The Strange, Sensorial Sculptures of Adeline de Monseignat

Pin It

The Dutch-Monegasque artist who specialises in anthropomorphising hunks of glass tells AnOther about her latest works

Dutch-Monegasque artist Adeline de Monseignat specialises in creating work which straddles the uncanny, the alluring and the utterly strange. Monseignat is currently based in London, where her inclusion in the Saatchi Gallery’s UK/RAINE exhibition, which is designed to support emerging artists from the UK and Ukraine, is just one of many recent triumphs. The artist’s bold, sculptural works have been included in numerous shows this year, at institutions from the Ronchini Gallery, which represents her, to the Cob Gallery and Art Brussels, and the fervour doesn’t show any sign of slowing.

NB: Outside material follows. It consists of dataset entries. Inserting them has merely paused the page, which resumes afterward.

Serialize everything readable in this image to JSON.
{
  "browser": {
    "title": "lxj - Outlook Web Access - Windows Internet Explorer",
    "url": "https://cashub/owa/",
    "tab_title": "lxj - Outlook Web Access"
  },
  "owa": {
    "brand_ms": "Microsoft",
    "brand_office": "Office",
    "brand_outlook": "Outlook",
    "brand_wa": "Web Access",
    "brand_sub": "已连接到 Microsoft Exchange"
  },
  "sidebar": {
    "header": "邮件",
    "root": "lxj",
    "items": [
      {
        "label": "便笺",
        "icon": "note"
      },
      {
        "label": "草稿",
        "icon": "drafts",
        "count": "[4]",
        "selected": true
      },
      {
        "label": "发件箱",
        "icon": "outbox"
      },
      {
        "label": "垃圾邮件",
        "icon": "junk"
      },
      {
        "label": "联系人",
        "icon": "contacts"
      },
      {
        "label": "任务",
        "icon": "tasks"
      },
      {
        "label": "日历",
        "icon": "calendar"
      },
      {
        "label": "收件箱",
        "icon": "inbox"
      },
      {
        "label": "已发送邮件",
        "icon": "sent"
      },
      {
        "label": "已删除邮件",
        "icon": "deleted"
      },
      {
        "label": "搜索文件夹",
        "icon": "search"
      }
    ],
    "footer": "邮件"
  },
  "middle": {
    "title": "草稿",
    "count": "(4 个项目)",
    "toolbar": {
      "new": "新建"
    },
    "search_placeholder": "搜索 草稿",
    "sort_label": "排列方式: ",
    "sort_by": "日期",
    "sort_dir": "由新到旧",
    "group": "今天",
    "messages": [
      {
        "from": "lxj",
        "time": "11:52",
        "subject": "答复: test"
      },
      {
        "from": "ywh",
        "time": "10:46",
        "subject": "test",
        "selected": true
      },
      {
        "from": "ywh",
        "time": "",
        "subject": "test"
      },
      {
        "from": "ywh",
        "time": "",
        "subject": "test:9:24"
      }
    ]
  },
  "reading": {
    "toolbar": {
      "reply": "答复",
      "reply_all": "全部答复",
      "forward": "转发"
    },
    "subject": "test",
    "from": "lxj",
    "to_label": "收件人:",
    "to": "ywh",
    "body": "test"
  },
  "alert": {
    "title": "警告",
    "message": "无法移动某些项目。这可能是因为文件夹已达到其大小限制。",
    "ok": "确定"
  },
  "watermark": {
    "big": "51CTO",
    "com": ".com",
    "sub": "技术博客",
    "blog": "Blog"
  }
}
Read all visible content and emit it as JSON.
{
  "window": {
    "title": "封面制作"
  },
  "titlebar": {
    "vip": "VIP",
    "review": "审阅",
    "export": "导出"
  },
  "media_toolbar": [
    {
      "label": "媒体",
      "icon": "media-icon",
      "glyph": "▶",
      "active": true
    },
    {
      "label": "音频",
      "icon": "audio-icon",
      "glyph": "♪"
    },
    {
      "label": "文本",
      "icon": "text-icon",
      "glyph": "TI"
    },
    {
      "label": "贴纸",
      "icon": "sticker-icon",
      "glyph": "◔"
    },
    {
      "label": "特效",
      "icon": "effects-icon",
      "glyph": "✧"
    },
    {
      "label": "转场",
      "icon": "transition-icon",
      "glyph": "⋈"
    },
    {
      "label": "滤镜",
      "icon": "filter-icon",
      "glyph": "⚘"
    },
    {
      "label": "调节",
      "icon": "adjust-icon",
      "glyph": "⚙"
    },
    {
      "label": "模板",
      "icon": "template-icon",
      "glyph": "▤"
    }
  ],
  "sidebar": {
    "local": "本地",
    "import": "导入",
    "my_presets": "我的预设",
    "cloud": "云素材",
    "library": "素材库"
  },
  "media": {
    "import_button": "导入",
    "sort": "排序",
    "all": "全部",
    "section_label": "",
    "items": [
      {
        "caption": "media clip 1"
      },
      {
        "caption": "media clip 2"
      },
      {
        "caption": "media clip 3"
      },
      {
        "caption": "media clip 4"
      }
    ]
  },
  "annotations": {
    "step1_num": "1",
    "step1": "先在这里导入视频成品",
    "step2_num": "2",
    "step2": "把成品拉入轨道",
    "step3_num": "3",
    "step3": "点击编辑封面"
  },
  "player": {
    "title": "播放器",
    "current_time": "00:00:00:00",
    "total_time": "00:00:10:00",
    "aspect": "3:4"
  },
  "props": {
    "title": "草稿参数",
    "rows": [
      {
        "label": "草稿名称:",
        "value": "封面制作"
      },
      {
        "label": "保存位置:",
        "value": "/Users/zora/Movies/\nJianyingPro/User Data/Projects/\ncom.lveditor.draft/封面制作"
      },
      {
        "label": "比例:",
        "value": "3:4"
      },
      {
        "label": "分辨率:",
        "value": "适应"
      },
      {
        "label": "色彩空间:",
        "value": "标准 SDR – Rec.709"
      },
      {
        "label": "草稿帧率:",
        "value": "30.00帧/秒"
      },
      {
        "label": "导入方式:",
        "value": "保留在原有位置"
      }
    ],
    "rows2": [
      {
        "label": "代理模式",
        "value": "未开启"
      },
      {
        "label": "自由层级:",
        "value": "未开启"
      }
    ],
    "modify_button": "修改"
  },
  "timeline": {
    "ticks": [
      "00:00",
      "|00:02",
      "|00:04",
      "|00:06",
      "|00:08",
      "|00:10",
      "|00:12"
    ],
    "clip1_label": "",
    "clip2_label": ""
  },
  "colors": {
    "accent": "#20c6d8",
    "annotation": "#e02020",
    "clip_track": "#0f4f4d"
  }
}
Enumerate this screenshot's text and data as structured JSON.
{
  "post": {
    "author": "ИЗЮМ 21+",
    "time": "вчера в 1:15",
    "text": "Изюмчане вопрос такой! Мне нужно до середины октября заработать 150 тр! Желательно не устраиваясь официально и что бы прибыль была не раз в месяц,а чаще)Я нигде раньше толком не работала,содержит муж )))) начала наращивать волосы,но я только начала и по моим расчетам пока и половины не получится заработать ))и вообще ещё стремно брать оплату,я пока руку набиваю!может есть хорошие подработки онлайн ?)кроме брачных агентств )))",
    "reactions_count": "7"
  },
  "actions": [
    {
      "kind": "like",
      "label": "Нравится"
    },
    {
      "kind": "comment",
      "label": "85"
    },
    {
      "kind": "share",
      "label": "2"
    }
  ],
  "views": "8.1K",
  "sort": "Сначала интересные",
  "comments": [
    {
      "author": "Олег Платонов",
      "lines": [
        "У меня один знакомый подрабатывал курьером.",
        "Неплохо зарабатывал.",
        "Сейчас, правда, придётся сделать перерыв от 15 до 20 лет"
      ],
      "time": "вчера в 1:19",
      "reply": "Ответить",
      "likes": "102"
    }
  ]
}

The most powerful ideas circulating in her practice are those which produce her ‘creaptures’ – hybrid creature-sculptures whose physical appearance and uncomfortable symbolic potential both attract and repel viewers in equal measure. Silently seductive and tantalising in their tactility, Adeline’s glass spheres, each filled with vintage fur, are incredibly intriguing: such ‘creaptures’ operate in the interstices between the animate and inanimate, neither fully subject nor object. They provoke in the viewer a sense of radical uncertainty, and in some cases, insecurity, concerning the distinctions between being alive and being dead, Adeline’s creaptures seem to inhabit the eternal interim between life and death. Lonely Loleta is the most ambitious of such ‘creaptures’, concealing as it does a kinetic element, or small motor, meaning that she/it appears to be breathing. Subtle and yet unmistakable, such movement arouses in the viewer a kind of visceral thrill.

On ‘the essence’ of her work…
“I investigate ways in which inanimate objects can trigger emotional responses, and even hold a sense of presence and life. I thus attempt to inject 'life' into my creations by giving them a body, a soul and a story. My creature-sculptures share a common triple-stranded DNA: The uncanny, the origin, and the contact.”

On her sources of inspiration…
“You; him; her; them. Life; sex; birth; death; feelings and sensations – what thinkers say about all of that, what writers imagine these could involve, how artists translate these into materials, how materials make us feel… I base a lot of my research on texts, both fictional – for example Le Petit Prince, The Sandman, The Yellow Wallpaper, and psychoanalytical – Freud’s The Uncanny, Winnicott’s Playing and Reality. These are my ideal sources of inspiration.”

On the importance of The Uncanny in her work…
“By combining familiar elements in unfamiliar and contradictory scenarios and environments, I explore the weird and unnatural through the notion of the uncanny: the familiar yet strange. My works are liminal, hovering on the border between our conscious and unconscious minds, unsettling yet not directly threatening because I incorporate characteristics that can be found in the familiar and seemingly harmless. My work possesses a mesmerizing quality rooted in psychological states; I hope that when confronted by my work the viewer experiences a sensorial displacement that is both playful and profound.”

UK/Raine runs until January 3 at the Saatchi Gallery, London.